● Exercise description: Repeat the records below in their entirety, exactly.

[Items from an interface collection]
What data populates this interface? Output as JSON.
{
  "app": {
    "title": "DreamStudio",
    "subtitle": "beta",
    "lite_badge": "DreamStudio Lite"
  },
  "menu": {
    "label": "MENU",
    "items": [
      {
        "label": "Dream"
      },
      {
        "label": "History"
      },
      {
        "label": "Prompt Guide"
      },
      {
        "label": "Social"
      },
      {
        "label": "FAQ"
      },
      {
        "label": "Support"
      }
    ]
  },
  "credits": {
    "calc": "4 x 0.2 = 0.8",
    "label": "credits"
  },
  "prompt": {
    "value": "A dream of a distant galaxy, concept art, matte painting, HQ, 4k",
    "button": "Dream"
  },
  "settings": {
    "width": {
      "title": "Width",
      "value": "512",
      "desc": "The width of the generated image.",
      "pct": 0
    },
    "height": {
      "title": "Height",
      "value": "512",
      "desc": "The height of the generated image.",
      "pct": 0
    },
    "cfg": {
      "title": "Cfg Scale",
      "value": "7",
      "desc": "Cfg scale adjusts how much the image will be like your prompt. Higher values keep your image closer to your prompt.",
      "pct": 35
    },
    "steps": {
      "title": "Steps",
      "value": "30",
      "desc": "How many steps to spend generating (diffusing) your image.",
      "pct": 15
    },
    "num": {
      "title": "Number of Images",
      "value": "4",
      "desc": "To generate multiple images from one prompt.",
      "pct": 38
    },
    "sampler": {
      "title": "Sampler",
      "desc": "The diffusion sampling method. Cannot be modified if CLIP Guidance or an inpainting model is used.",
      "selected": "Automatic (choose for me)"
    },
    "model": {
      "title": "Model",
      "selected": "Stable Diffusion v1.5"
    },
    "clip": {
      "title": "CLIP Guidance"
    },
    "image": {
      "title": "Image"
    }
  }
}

● Answer box:
What data populates this interface? Output as JSON.
{
  "app": {
    "title": "DreamStudio",
    "subtitle": "beta",
    "lite_badge": "DreamStudio Lite"
  },
  "menu": {
    "label": "MENU",
    "items": [
      {
        "label": "Dream"
      },
      {
        "label": "History"
      },
      {
        "label": "Prompt Guide"
      },
      {
        "label": "Social"
      },
      {
        "label": "FAQ"
      },
      {
        "label": "Support"
      }
    ]
  },
  "credits": {
    "calc": "4 x 0.2 = 0.8",
    "label": "credits"
  },
  "prompt": {
    "value": "A dream of a distant galaxy, concept art, matte painting, HQ, 4k",
    "button": "Dream"
  },
  "settings": {
    "width": {
      "title": "Width",
      "value": "512",
      "desc": "The width of the generated image.",
      "pct": 0
    },
    "height": {
      "title": "Height",
      "value": "512",
      "desc": "The height of the generated image.",
      "pct": 0
    },
    "cfg": {
      "title": "Cfg Scale",
      "value": "7",
      "desc": "Cfg scale adjusts how much the image will be like your prompt. Higher values keep your image closer to your prompt.",
      "pct": 35
    },
    "steps": {
      "title": "Steps",
      "value": "30",
      "desc": "How many steps to spend generating (diffusing) your image.",
      "pct": 15
    },
    "num": {
      "title": "Number of Images",
      "value": "4",
      "desc": "To generate multiple images from one prompt.",
      "pct": 38
    },
    "sampler": {
      "title": "Sampler",
      "desc": "The diffusion sampling method. Cannot be modified if CLIP Guidance or an inpainting model is used.",
      "selected": "Automatic (choose for me)"
    },
    "model": {
      "title": "Model",
      "selected": "Stable Diffusion v1.5"
    },
    "clip": {
      "title": "CLIP Guidance"
    },
    "image": {
      "title": "Image"
    }
  }
}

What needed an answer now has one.